2. Request a Hearing: If you believe the suspension should not be imposed, you can request a hearing by completing the notice and paying the filing fee within 15 days of the notice date. The Office of Administrative Hearings (OAH) will conduct the hearing, with details provided on the notice.
3. Ignition Interlock Program: For certain cases (primarily involving alcohol related offenses in which a Breathalyzer is refused of a BAC of .15 or greater is recorded), you can apply for the Ignition Interlock Program to avoid suspension.
Notice of Revocation – Responding
For those who accumulate 12 or more points, a Notice of Revocation is issued. The options vary based on whether you have alcohol or drug-related convictions:

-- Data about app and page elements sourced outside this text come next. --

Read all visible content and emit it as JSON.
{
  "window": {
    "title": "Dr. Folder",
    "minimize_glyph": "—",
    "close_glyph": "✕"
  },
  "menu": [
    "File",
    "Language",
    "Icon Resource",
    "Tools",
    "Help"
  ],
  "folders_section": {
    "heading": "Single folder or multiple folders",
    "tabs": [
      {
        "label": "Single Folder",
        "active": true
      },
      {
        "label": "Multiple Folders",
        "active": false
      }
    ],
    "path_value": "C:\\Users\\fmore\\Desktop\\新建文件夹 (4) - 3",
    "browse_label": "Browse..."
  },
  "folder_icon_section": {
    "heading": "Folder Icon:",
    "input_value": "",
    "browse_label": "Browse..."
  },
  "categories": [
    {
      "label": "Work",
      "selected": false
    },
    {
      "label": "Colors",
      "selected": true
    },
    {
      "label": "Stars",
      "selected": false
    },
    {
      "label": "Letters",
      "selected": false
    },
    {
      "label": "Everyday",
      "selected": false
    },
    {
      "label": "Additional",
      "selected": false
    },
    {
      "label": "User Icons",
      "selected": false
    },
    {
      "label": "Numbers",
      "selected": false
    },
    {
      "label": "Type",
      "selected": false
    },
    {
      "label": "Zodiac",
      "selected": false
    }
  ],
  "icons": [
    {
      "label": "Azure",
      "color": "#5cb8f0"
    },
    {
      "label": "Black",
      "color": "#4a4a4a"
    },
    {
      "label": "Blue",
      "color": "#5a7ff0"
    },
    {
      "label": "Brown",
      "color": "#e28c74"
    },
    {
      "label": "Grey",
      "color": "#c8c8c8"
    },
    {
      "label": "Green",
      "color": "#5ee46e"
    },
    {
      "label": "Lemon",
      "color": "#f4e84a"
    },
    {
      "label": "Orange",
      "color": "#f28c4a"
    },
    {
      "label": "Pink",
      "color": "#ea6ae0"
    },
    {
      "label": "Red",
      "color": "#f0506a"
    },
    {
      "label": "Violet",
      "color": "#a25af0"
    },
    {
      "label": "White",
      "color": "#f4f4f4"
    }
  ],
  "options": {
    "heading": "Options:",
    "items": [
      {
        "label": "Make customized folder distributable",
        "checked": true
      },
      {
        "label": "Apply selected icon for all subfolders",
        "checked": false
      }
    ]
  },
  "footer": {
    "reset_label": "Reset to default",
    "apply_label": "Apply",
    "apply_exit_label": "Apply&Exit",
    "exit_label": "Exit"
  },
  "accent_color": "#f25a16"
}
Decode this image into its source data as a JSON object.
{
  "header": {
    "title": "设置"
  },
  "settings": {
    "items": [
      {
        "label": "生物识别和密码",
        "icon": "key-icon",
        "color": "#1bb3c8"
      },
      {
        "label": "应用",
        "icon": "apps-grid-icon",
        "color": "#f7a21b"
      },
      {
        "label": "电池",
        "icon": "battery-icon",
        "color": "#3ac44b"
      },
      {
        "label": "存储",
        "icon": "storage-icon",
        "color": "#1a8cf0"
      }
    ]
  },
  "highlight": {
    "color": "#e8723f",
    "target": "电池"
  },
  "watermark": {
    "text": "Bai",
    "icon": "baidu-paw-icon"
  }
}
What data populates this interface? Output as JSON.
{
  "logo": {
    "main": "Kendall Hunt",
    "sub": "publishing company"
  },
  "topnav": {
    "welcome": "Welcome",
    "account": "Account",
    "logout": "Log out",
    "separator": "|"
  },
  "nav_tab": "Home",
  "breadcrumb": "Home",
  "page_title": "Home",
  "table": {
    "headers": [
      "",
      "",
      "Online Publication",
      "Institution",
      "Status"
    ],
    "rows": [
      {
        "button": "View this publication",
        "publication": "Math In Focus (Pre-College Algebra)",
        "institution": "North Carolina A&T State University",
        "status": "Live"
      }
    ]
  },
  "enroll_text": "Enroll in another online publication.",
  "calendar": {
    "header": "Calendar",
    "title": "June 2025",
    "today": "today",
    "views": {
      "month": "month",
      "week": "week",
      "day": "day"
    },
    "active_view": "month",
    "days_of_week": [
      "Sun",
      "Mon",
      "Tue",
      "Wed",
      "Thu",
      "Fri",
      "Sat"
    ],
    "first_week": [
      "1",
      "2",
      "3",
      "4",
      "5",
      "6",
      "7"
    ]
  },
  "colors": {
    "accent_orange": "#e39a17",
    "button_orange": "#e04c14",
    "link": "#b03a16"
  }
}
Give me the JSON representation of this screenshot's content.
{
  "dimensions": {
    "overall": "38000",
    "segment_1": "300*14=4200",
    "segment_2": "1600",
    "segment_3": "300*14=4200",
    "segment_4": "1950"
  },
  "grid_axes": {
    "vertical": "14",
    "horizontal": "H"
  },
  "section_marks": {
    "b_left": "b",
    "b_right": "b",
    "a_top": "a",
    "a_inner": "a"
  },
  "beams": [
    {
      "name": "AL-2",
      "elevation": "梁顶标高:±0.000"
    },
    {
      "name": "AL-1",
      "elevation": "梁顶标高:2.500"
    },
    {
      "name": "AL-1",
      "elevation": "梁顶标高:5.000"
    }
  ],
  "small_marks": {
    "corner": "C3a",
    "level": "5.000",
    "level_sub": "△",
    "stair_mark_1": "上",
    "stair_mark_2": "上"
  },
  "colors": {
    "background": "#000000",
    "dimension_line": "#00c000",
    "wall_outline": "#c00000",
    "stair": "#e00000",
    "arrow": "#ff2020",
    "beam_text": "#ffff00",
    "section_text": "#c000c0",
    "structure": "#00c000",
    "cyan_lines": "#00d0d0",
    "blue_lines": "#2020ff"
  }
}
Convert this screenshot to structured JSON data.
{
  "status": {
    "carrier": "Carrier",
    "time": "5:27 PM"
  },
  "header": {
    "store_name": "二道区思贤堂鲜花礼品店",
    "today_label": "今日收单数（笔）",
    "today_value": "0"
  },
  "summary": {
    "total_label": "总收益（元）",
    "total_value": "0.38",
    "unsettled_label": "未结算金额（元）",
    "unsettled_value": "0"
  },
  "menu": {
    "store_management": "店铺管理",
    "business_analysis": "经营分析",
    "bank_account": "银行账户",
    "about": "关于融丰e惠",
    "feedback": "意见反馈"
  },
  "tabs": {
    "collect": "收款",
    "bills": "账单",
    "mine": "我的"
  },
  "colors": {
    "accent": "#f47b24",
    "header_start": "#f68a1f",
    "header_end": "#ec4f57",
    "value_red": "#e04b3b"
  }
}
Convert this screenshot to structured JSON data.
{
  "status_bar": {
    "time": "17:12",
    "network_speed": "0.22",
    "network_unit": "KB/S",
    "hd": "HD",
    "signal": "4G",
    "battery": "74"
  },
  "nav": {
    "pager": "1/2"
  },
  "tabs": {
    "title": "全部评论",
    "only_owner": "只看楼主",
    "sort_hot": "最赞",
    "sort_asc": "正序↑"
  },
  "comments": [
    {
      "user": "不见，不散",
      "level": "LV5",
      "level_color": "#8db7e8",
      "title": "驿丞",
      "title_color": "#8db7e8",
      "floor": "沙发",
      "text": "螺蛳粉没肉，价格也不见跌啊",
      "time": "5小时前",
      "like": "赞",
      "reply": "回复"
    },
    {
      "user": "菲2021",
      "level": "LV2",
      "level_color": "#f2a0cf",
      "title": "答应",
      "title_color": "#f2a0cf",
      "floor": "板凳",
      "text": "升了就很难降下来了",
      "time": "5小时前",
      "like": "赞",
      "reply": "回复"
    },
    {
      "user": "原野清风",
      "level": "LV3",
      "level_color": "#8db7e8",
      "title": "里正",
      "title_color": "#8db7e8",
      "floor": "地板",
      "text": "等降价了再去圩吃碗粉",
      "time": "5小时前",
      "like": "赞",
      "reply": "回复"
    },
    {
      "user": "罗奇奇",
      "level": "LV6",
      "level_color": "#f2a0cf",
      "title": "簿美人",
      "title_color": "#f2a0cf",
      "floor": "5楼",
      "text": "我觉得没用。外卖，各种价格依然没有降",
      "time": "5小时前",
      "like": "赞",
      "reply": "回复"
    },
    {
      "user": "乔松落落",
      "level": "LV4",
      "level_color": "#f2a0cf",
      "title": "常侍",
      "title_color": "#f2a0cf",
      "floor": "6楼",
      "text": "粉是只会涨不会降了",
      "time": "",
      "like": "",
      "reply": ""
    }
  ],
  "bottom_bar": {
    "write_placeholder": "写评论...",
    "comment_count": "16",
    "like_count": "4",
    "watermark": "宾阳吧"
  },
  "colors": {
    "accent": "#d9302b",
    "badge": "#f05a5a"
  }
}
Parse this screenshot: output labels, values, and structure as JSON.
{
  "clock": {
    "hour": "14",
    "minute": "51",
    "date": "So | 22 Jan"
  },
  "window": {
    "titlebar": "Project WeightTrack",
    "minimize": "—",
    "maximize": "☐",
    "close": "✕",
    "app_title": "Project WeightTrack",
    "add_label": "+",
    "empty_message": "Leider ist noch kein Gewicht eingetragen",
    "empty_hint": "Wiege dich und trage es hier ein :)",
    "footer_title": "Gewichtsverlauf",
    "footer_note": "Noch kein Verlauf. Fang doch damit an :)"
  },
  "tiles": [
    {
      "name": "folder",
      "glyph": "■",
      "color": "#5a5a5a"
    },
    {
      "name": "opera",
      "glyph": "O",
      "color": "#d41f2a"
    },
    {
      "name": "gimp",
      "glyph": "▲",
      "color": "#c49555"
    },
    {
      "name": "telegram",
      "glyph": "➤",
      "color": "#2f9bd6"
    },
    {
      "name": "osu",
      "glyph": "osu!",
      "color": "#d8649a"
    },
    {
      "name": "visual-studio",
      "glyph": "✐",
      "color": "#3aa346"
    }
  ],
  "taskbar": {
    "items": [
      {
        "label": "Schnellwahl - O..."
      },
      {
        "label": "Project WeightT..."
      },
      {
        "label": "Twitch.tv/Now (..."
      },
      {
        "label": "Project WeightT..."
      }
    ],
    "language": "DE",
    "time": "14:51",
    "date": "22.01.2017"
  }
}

1. Accept the Revocation: Similar to suspension, you can accept the revocation by returning your license before the indicated date. Returning it late might extend the revocation period. A written explanation or Certified Statement form is necessary if you no longer have the license.
2. Request a Hearing: If you want to contest the revocation, request a hearing by completing the notice and paying the filing fee within 15 days. The Office of Administrative Hearings will conduct the hearing, with details provided on the notice.
3. Ignition Interlock Program: Just as in the suspension scenario, you can choose the Ignition Interlock Program to retain driving privileges.
For those facing suspension or revocation, it’s important to understand the process of reinstating your driver’s license. Specific instructions and requirements are provided in the notice you receive.
In conclusion, when dealing with notices of suspension or revocation from the MVA after a vehicle-related law violation, you have a range of options to consider. Carefully assess your situation, your driving record, and the specifics of the violation, then choose the path that aligns with your circumstances and goals. Whether it’s accepting the consequences, seeking a hearing, or exploring the Ignition Interlock Program, understanding your options empowers you to make informed decisions and work toward maintaining your driving privileges.